(Exercise directions)
Write out each entry again. Keep every word exactly as it is.

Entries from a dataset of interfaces
%%

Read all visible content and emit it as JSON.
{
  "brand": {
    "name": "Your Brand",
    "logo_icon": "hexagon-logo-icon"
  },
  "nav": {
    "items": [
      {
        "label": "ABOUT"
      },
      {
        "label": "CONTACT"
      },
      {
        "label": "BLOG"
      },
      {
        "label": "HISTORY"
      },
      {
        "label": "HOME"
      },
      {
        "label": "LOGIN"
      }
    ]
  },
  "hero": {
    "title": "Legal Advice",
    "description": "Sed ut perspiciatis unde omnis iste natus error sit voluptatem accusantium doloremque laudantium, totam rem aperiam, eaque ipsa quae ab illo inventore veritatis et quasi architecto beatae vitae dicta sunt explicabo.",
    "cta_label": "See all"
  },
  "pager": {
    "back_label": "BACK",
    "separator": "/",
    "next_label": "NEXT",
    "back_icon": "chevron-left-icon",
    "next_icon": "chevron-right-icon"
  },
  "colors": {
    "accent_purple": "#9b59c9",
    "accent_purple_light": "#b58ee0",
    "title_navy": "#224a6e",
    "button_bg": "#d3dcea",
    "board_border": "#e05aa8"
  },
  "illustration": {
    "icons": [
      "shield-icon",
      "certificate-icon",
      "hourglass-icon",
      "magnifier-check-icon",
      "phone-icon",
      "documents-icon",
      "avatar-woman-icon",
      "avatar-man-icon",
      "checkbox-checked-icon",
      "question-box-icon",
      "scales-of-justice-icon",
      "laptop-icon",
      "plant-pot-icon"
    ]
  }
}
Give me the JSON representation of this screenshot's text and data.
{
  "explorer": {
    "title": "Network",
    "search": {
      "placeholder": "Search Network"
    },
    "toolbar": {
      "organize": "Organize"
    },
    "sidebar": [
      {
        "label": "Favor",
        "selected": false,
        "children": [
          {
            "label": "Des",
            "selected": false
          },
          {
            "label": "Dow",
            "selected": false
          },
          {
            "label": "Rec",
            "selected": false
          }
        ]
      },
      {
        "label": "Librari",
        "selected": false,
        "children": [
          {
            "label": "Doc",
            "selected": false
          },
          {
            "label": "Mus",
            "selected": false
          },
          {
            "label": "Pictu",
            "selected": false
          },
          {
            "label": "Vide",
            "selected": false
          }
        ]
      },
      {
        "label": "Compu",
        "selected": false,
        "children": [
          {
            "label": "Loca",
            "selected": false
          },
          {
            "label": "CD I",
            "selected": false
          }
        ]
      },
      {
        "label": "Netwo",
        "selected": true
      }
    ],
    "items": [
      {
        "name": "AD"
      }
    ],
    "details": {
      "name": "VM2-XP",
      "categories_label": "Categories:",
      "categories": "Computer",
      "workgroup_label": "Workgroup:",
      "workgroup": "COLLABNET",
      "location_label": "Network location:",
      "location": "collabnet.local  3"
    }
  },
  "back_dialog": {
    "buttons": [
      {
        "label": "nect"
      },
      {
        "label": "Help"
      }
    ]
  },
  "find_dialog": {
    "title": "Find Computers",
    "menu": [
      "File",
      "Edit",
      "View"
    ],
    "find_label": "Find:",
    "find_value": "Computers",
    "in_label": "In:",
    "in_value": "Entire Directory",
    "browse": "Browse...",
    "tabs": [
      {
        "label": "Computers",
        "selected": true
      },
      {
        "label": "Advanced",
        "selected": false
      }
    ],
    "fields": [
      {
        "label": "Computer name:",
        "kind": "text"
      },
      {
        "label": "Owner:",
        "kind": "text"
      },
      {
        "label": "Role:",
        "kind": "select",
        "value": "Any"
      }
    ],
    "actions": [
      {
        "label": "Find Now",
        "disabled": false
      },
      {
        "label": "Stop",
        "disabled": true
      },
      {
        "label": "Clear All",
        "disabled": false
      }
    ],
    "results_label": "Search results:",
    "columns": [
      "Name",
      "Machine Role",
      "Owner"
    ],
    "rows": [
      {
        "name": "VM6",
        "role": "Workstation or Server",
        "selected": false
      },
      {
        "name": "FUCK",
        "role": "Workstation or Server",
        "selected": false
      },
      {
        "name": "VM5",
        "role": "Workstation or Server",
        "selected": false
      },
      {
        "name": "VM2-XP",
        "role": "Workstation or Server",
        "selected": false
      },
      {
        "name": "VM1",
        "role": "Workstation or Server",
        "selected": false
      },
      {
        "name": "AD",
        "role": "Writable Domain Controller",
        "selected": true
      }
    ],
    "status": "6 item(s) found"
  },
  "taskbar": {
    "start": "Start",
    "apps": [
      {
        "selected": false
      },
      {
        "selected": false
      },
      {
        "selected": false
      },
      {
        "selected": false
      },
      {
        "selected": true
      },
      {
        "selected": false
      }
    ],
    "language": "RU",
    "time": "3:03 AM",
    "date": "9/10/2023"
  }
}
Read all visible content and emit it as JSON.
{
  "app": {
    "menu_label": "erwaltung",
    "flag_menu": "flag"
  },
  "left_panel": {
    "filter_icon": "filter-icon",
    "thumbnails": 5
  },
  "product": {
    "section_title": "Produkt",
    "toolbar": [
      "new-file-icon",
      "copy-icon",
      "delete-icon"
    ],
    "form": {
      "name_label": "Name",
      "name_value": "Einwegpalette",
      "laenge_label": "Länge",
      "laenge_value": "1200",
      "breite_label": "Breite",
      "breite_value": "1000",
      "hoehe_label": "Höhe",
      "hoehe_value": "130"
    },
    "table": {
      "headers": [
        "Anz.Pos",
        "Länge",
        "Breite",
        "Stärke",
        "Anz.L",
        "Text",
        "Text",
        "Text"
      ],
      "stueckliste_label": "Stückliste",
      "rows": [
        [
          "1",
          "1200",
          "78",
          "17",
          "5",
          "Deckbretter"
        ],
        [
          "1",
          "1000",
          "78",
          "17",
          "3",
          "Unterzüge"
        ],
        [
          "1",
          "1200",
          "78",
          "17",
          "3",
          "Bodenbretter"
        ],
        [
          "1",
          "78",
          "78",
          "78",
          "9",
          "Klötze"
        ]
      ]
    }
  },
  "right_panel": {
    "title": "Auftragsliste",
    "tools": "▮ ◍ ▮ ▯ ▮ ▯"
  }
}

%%

(Answer for the task)
Read all visible content and emit it as JSON.
{
  "brand": {
    "name": "Your Brand",
    "logo_icon": "hexagon-logo-icon"
  },
  "nav": {
    "items": [
      {
        "label": "ABOUT"
      },
      {
        "label": "CONTACT"
      },
      {
        "label": "BLOG"
      },
      {
        "label": "HISTORY"
      },
      {
        "label": "HOME"
      },
      {
        "label": "LOGIN"
      }
    ]
  },
  "hero": {
    "title": "Legal Advice",
    "description": "Sed ut perspiciatis unde omnis iste natus error sit voluptatem accusantium doloremque laudantium, totam rem aperiam, eaque ipsa quae ab illo inventore veritatis et quasi architecto beatae vitae dicta sunt explicabo.",
    "cta_label": "See all"
  },
  "pager": {
    "back_label": "BACK",
    "separator": "/",
    "next_label": "NEXT",
    "back_icon": "chevron-left-icon",
    "next_icon": "chevron-right-icon"
  },
  "colors": {
    "accent_purple": "#9b59c9",
    "accent_purple_light": "#b58ee0",
    "title_navy": "#224a6e",
    "button_bg": "#d3dcea",
    "board_border": "#e05aa8"
  },
  "illustration": {
    "icons": [
      "shield-icon",
      "certificate-icon",
      "hourglass-icon",
      "magnifier-check-icon",
      "phone-icon",
      "documents-icon",
      "avatar-woman-icon",
      "avatar-man-icon",
      "checkbox-checked-icon",
      "question-box-icon",
      "scales-of-justice-icon",
      "laptop-icon",
      "plant-pot-icon"
    ]
  }
}
Give me the JSON representation of this screenshot's text and data.
{
  "explorer": {
    "title": "Network",
    "search": {
      "placeholder": "Search Network"
    },
    "toolbar": {
      "organize": "Organize"
    },
    "sidebar": [
      {
        "label": "Favor",
        "selected": false,
        "children": [
          {
            "label": "Des",
            "selected": false
          },
          {
            "label": "Dow",
            "selected": false
          },
          {
            "label": "Rec",
            "selected": false
          }
        ]
      },
      {
        "label": "Librari",
        "selected": false,
        "children": [
          {
            "label": "Doc",
            "selected": false
          },
          {
            "label": "Mus",
            "selected": false
          },
          {
            "label": "Pictu",
            "selected": false
          },
          {
            "label": "Vide",
            "selected": false
          }
        ]
      },
      {
        "label": "Compu",
        "selected": false,
        "children": [
          {
            "label": "Loca",
            "selected": false
          },
          {
            "label": "CD I",
            "selected": false
          }
        ]
      },
      {
        "label": "Netwo",
        "selected": true
      }
    ],
    "items": [
      {
        "name": "AD"
      }
    ],
    "details": {
      "name": "VM2-XP",
      "categories_label": "Categories:",
      "categories": "Computer",
      "workgroup_label": "Workgroup:",
      "workgroup": "COLLABNET",
      "location_label": "Network location:",
      "location": "collabnet.local  3"
    }
  },
  "back_dialog": {
    "buttons": [
      {
        "label": "nect"
      },
      {
        "label": "Help"
      }
    ]
  },
  "find_dialog": {
    "title": "Find Computers",
    "menu": [
      "File",
      "Edit",
      "View"
    ],
    "find_label": "Find:",
    "find_value": "Computers",
    "in_label": "In:",
    "in_value": "Entire Directory",
    "browse": "Browse...",
    "tabs": [
      {
        "label": "Computers",
        "selected": true
      },
      {
        "label": "Advanced",
        "selected": false
      }
    ],
    "fields": [
      {
        "label": "Computer name:",
        "kind": "text"
      },
      {
        "label": "Owner:",
        "kind": "text"
      },
      {
        "label": "Role:",
        "kind": "select",
        "value": "Any"
      }
    ],
    "actions": [
      {
        "label": "Find Now",
        "disabled": false
      },
      {
        "label": "Stop",
        "disabled": true
      },
      {
        "label": "Clear All",
        "disabled": false
      }
    ],
    "results_label": "Search results:",
    "columns": [
      "Name",
      "Machine Role",
      "Owner"
    ],
    "rows": [
      {
        "name": "VM6",
        "role": "Workstation or Server",
        "selected": false
      },
      {
        "name": "FUCK",
        "role": "Workstation or Server",
        "selected": false
      },
      {
        "name": "VM5",
        "role": "Workstation or Server",
        "selected": false
      },
      {
        "name": "VM2-XP",
        "role": "Workstation or Server",
        "selected": false
      },
      {
        "name": "VM1",
        "role": "Workstation or Server",
        "selected": false
      },
      {
        "name": "AD",
        "role": "Writable Domain Controller",
        "selected": true
      }
    ],
    "status": "6 item(s) found"
  },
  "taskbar": {
    "start": "Start",
    "apps": [
      {
        "selected": false
      },
      {
        "selected": false
      },
      {
        "selected": false
      },
      {
        "selected": false
      },
      {
        "selected": true
      },
      {
        "selected": false
      }
    ],
    "language": "RU",
    "time": "3:03 AM",
    "date": "9/10/2023"
  }
}
Read all visible content and emit it as JSON.
{
  "app": {
    "menu_label": "erwaltung",
    "flag_menu": "flag"
  },
  "left_panel": {
    "filter_icon": "filter-icon",
    "thumbnails": 5
  },
  "product": {
    "section_title": "Produkt",
    "toolbar": [
      "new-file-icon",
      "copy-icon",
      "delete-icon"
    ],
    "form": {
      "name_label": "Name",
      "name_value": "Einwegpalette",
      "laenge_label": "Länge",
      "laenge_value": "1200",
      "breite_label": "Breite",
      "breite_value": "1000",
      "hoehe_label": "Höhe",
      "hoehe_value": "130"
    },
    "table": {
      "headers": [
        "Anz.Pos",
        "Länge",
        "Breite",
        "Stärke",
        "Anz.L",
        "Text",
        "Text",
        "Text"
      ],
      "stueckliste_label": "Stückliste",
      "rows": [
        [
          "1",
          "1200",
          "78",
          "17",
          "5",
          "Deckbretter"
        ],
        [
          "1",
          "1000",
          "78",
          "17",
          "3",
          "Unterzüge"
        ],
        [
          "1",
          "1200",
          "78",
          "17",
          "3",
          "Bodenbretter"
        ],
        [
          "1",
          "78",
          "78",
          "78",
          "9",
          "Klötze"
        ]
      ]
    }
  },
  "right_panel": {
    "title": "Auftragsliste",
    "tools": "▮ ◍ ▮ ▯ ▮ ▯"
  }
}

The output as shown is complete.